A book missing out on an award isn’t a signal it’s a bad book – it’s a signal that it hasn’t reached the audience that wants it. Books don’t have an objective quality level – books are subjective, and it’s all about who they’ve connected to and the circumstances around that. A book that might be amazing if read in a relaxed, slow setting might not look as good if read as one of dozens of books hurriedly read as part of a competition. A book that might connect with a reader new to a given genre might not work for a reader who’s been devouring the genre for a long time and has become jaded, and so on.
And the mechanism of competitions like this (and of things like, oh, say, submitting novels to agents and trying to sell them to publishers…) is not designed to find the ‘objective’ goodness or badness in a work, it’s designed to find works that have a specific style of broad appeal and accessibility to an audience which has already been developed and identified. Which is really exciting if you’re there! But if you’re not grouped into that bracket, well, that just tells you the competition (or agency reading practices, or publisher’s acquisition’s editor) passed on it – and I know I love leaping to conclusions, to immediately assume that someone passing on my book means I wrote a terrible book, but, that’s leaping to conclusions. All it means is the book hasn’t found the audience it needs to connect to, and sure, the reasons for that could include quality or skill issues which might need to be worked on, but it could also include a reviewer (agent/editor) looking at your book before they’ve had their coffee, or looking at it from a perspective that’s completely irrelevant to your book quality. (For example: Is this book really easy to market?)

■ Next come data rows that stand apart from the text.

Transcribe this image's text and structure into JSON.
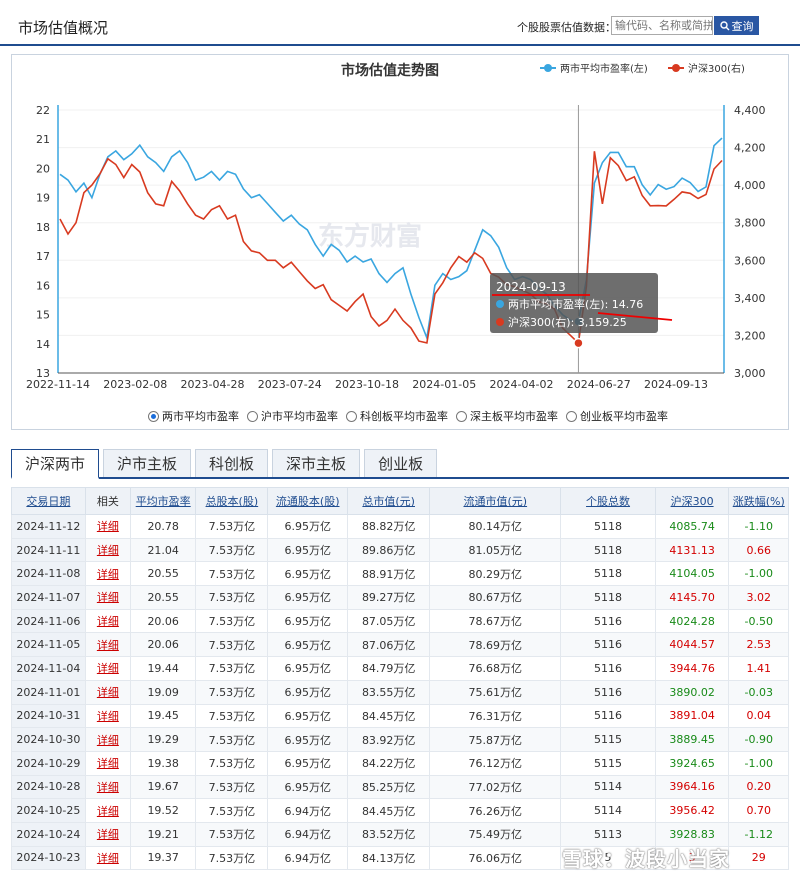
{
  "header": {
    "title": "市场估值概况",
    "search_label": "个股股票估值数据：",
    "search_placeholder": "输代码、名称或简拼",
    "search_button": "查询"
  },
  "chart_data": {
    "type": "line",
    "title": "市场估值走势图",
    "x_ticks": [
      "2022-11-14",
      "2023-02-08",
      "2023-04-28",
      "2023-07-24",
      "2023-10-18",
      "2024-01-05",
      "2024-04-02",
      "2024-06-27",
      "2024-09-13"
    ],
    "y_left": {
      "ticks": [
        "13",
        "14",
        "15",
        "16",
        "17",
        "18",
        "19",
        "20",
        "21",
        "22"
      ],
      "range": [
        13,
        22
      ]
    },
    "y_right": {
      "ticks": [
        "3,000",
        "3,200",
        "3,400",
        "3,600",
        "3,800",
        "4,000",
        "4,200",
        "4,400"
      ],
      "range": [
        3000,
        4400
      ]
    },
    "legend": [
      "两市平均市盈率(左)",
      "沪深300(右)"
    ],
    "colors": {
      "pe": "#3aa6e0",
      "csi": "#d83a20"
    },
    "series": [
      {
        "name": "两市平均市盈率(左)",
        "axis": "left",
        "values": [
          19.8,
          19.6,
          19.2,
          19.5,
          19.0,
          19.8,
          20.4,
          20.6,
          20.3,
          20.5,
          20.8,
          20.4,
          20.2,
          19.9,
          20.4,
          20.6,
          20.2,
          19.6,
          19.7,
          19.9,
          19.6,
          19.9,
          19.8,
          19.3,
          19.0,
          19.1,
          18.8,
          18.5,
          18.2,
          18.4,
          18.1,
          17.9,
          17.4,
          17.0,
          17.4,
          17.2,
          16.8,
          17.0,
          16.8,
          16.9,
          16.4,
          16.1,
          16.4,
          16.6,
          15.7,
          14.9,
          14.2,
          16.0,
          16.4,
          16.2,
          16.3,
          16.5,
          17.2,
          17.9,
          17.7,
          17.3,
          16.6,
          16.2,
          16.3,
          16.2,
          15.9,
          15.7,
          15.3,
          15.0,
          14.8,
          14.76,
          16.2,
          19.5,
          20.2,
          20.55,
          20.55,
          20.06,
          20.06,
          19.44,
          19.09,
          19.45,
          19.29,
          19.38,
          19.67,
          19.52,
          19.21,
          19.37,
          20.78,
          21.04
        ]
      },
      {
        "name": "沪深300(右)",
        "axis": "right",
        "values": [
          3820,
          3740,
          3800,
          3960,
          4000,
          4060,
          4140,
          4110,
          4040,
          4110,
          4070,
          3960,
          3900,
          3890,
          4020,
          3970,
          3900,
          3840,
          3820,
          3870,
          3890,
          3820,
          3840,
          3700,
          3650,
          3640,
          3600,
          3600,
          3560,
          3590,
          3540,
          3490,
          3450,
          3470,
          3390,
          3360,
          3330,
          3380,
          3420,
          3300,
          3250,
          3280,
          3340,
          3280,
          3240,
          3170,
          3160,
          3420,
          3480,
          3560,
          3620,
          3590,
          3640,
          3610,
          3530,
          3510,
          3470,
          3460,
          3440,
          3420,
          3380,
          3370,
          3340,
          3240,
          3200,
          3159.25,
          3460,
          4180,
          3900,
          4145.7,
          4104.05,
          4024.28,
          4044.57,
          3944.76,
          3890.02,
          3891.04,
          3889.45,
          3924.65,
          3964.16,
          3956.42,
          3928.83,
          3950,
          4085.74,
          4131.13
        ]
      }
    ],
    "tooltip": {
      "date": "2024-09-13",
      "pe_label": "两市平均市盈率(左): 14.76",
      "csi_label": "沪深300(右): 3,159.25"
    },
    "watermark": "东方财富"
  },
  "radios": [
    {
      "label": "两市平均市盈率",
      "checked": true
    },
    {
      "label": "沪市平均市盈率",
      "checked": false
    },
    {
      "label": "科创板平均市盈率",
      "checked": false
    },
    {
      "label": "深主板平均市盈率",
      "checked": false
    },
    {
      "label": "创业板平均市盈率",
      "checked": false
    }
  ],
  "tabs": [
    "沪深两市",
    "沪市主板",
    "科创板",
    "深市主板",
    "创业板"
  ],
  "table": {
    "headers": [
      "交易日期",
      "相关",
      "平均市盈率",
      "总股本(股)",
      "流通股本(股)",
      "总市值(元)",
      "流通市值(元)",
      "个股总数",
      "沪深300",
      "涨跌幅(%)"
    ],
    "rows": [
      [
        "2024-11-12",
        "详细",
        "20.78",
        "7.53万亿",
        "6.95万亿",
        "88.82万亿",
        "80.14万亿",
        "5118",
        "4085.74",
        "-1.10"
      ],
      [
        "2024-11-11",
        "详细",
        "21.04",
        "7.53万亿",
        "6.95万亿",
        "89.86万亿",
        "81.05万亿",
        "5118",
        "4131.13",
        "0.66"
      ],
      [
        "2024-11-08",
        "详细",
        "20.55",
        "7.53万亿",
        "6.95万亿",
        "88.91万亿",
        "80.29万亿",
        "5118",
        "4104.05",
        "-1.00"
      ],
      [
        "2024-11-07",
        "详细",
        "20.55",
        "7.53万亿",
        "6.95万亿",
        "89.27万亿",
        "80.67万亿",
        "5118",
        "4145.70",
        "3.02"
      ],
      [
        "2024-11-06",
        "详细",
        "20.06",
        "7.53万亿",
        "6.95万亿",
        "87.05万亿",
        "78.67万亿",
        "5116",
        "4024.28",
        "-0.50"
      ],
      [
        "2024-11-05",
        "详细",
        "20.06",
        "7.53万亿",
        "6.95万亿",
        "87.06万亿",
        "78.69万亿",
        "5116",
        "4044.57",
        "2.53"
      ],
      [
        "2024-11-04",
        "详细",
        "19.44",
        "7.53万亿",
        "6.95万亿",
        "84.79万亿",
        "76.68万亿",
        "5116",
        "3944.76",
        "1.41"
      ],
      [
        "2024-11-01",
        "详细",
        "19.09",
        "7.53万亿",
        "6.95万亿",
        "83.55万亿",
        "75.61万亿",
        "5116",
        "3890.02",
        "-0.03"
      ],
      [
        "2024-10-31",
        "详细",
        "19.45",
        "7.53万亿",
        "6.95万亿",
        "84.45万亿",
        "76.31万亿",
        "5116",
        "3891.04",
        "0.04"
      ],
      [
        "2024-10-30",
        "详细",
        "19.29",
        "7.53万亿",
        "6.95万亿",
        "83.92万亿",
        "75.87万亿",
        "5115",
        "3889.45",
        "-0.90"
      ],
      [
        "2024-10-29",
        "详细",
        "19.38",
        "7.53万亿",
        "6.95万亿",
        "84.22万亿",
        "76.12万亿",
        "5115",
        "3924.65",
        "-1.00"
      ],
      [
        "2024-10-28",
        "详细",
        "19.67",
        "7.53万亿",
        "6.95万亿",
        "85.25万亿",
        "77.02万亿",
        "5114",
        "3964.16",
        "0.20"
      ],
      [
        "2024-10-25",
        "详细",
        "19.52",
        "7.53万亿",
        "6.94万亿",
        "84.45万亿",
        "76.26万亿",
        "5114",
        "3956.42",
        "0.70"
      ],
      [
        "2024-10-24",
        "详细",
        "19.21",
        "7.53万亿",
        "6.94万亿",
        "83.52万亿",
        "75.49万亿",
        "5113",
        "3928.83",
        "-1.12"
      ],
      [
        "2024-10-23",
        "详细",
        "19.37",
        "7.53万亿",
        "6.94万亿",
        "84.13万亿",
        "76.06万亿",
        "5",
        "3",
        "29"
      ]
    ]
  },
  "footer_watermark": "雪球：波段小当家"
}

…. Yeah, I may still be having some flashbacks from those morale swings while querying agents with Aconite Braid. Possibly. But the above is, in a sense, how I keep my emotions level about it all.

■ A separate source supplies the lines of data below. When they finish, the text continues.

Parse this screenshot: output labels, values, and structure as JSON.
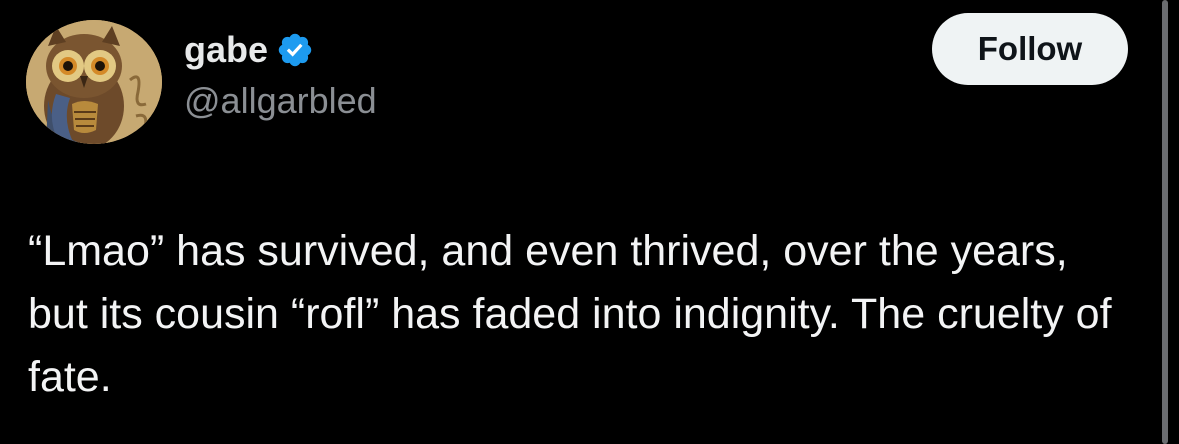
{
  "author": {
    "display_name": "gabe",
    "handle": "@allgarbled",
    "verified": true,
    "avatar_icon": "owl-avatar-icon"
  },
  "actions": {
    "follow_label": "Follow"
  },
  "tweet": {
    "text": "“Lmao” has survived, and even thrived, over the years, but its cousin “rofl” has faded into indignity. The cruelty of fate."
  },
  "colors": {
    "background": "#000000",
    "text": "#e7e9ea",
    "handle": "#8b8f94",
    "verified_badge": "#1d9bf0",
    "follow_button_bg": "#eff3f4",
    "follow_button_text": "#0f1419"
  }
}
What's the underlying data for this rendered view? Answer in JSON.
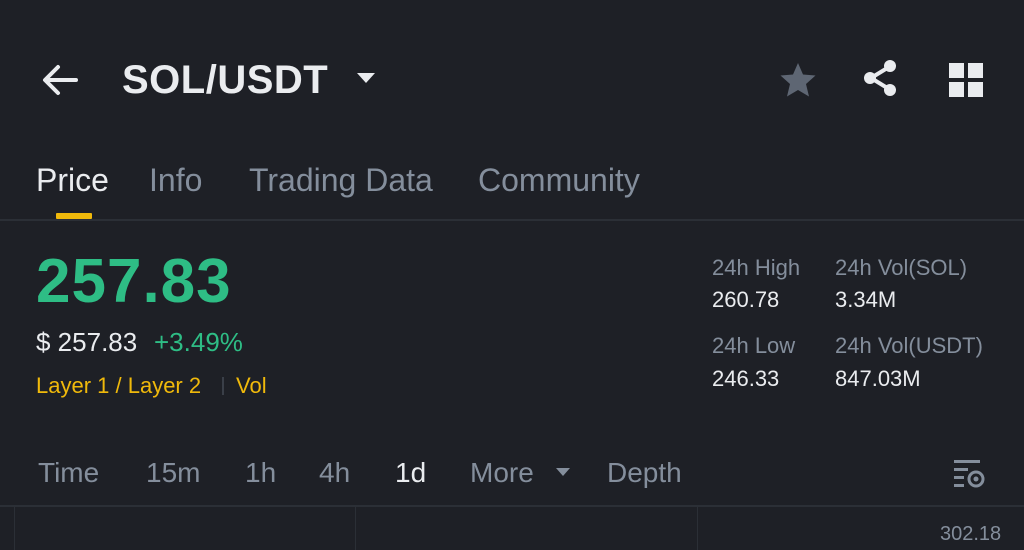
{
  "header": {
    "pair": "SOL/USDT",
    "icons": [
      "arrow-left-icon",
      "caret-down-icon",
      "star-icon",
      "share-icon",
      "grid-icon"
    ]
  },
  "tabs": [
    {
      "label": "Price",
      "active": true
    },
    {
      "label": "Info",
      "active": false
    },
    {
      "label": "Trading Data",
      "active": false
    },
    {
      "label": "Community",
      "active": false
    }
  ],
  "price": {
    "last": "257.83",
    "usd": "$ 257.83",
    "change": "+3.49%",
    "tags": [
      "Layer 1 / Layer 2",
      "Vol"
    ]
  },
  "stats": {
    "high_label": "24h High",
    "high_value": "260.78",
    "low_label": "24h Low",
    "low_value": "246.33",
    "vol_base_label": "24h Vol(SOL)",
    "vol_base_value": "3.34M",
    "vol_quote_label": "24h Vol(USDT)",
    "vol_quote_value": "847.03M"
  },
  "intervals": [
    {
      "label": "Time",
      "active": false
    },
    {
      "label": "15m",
      "active": false
    },
    {
      "label": "1h",
      "active": false
    },
    {
      "label": "4h",
      "active": false
    },
    {
      "label": "1d",
      "active": true
    },
    {
      "label": "More",
      "active": false
    },
    {
      "label": "Depth",
      "active": false
    }
  ],
  "chart": {
    "axis_top_label": "302.18"
  },
  "colors": {
    "background": "#1e2026",
    "up": "#2ebd85",
    "accent": "#f0b90b",
    "muted": "#848e9c",
    "text": "#eaecef"
  }
}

(Side tangent: Self Publishing, for its many sins, has one huge advantage for literature – it makes it possible to publish, and read, things that appeal to an audience which is undeveloped and unidentified. It can be experimental and take risks which mainstream traditional publishing can’t. Of course the number of interesting self-published works which never sell more than a handful of copies shows us why mainstream traditional publishing can’t take risks like that, but, still…)
Going into February, it’s mostly going to be working on Mouse Cage – which, if you are new to following me, is in the same San Iadras setting as Dog Country, but follows a very different character (Troy Salcedo, gengineered mouse and traumatized former research subject up until the Emancipation), who gets into very different pickles. (Digging through traumas old and new, participating in the San Iadras charity circuit, a failing career and on top of all that, navigating a complex romance that hurts as much as it heals).
Some of the material once formed a subplot in the earliest drafts of Dog Country, some of it is derived from material I was fan-writing in the furry fandom all the way back in the 00’s, and quite a lot of it is entirely new stuff that I’ve been daydreaming about for years.
That work’s going to be revisions and rewrites, guided by 26-ish pages of notes I made reading the first draft last month. I am hoping to get it ready for release in the vicinity of May or June, but I’m not ready to put that in ink yet.
I am still undecided what my next ‘for trad-pub’ project will be, since I think I need to be a little more… mercenary, when it comes to my next trad-pub book. It needs to have a more easily marketable hook – if Aconite Braid was raw artistic interest for me, the next thing needs to be a bit more of a half and half balance, I think, so… that will take some consideration.
Anyway. Busy month up ahead for me.
I hope your February treats you all well, and, as ever, thank you so much for your support, whether as a patron or someone interested enough in my work to read this. It all counts, and it all helps.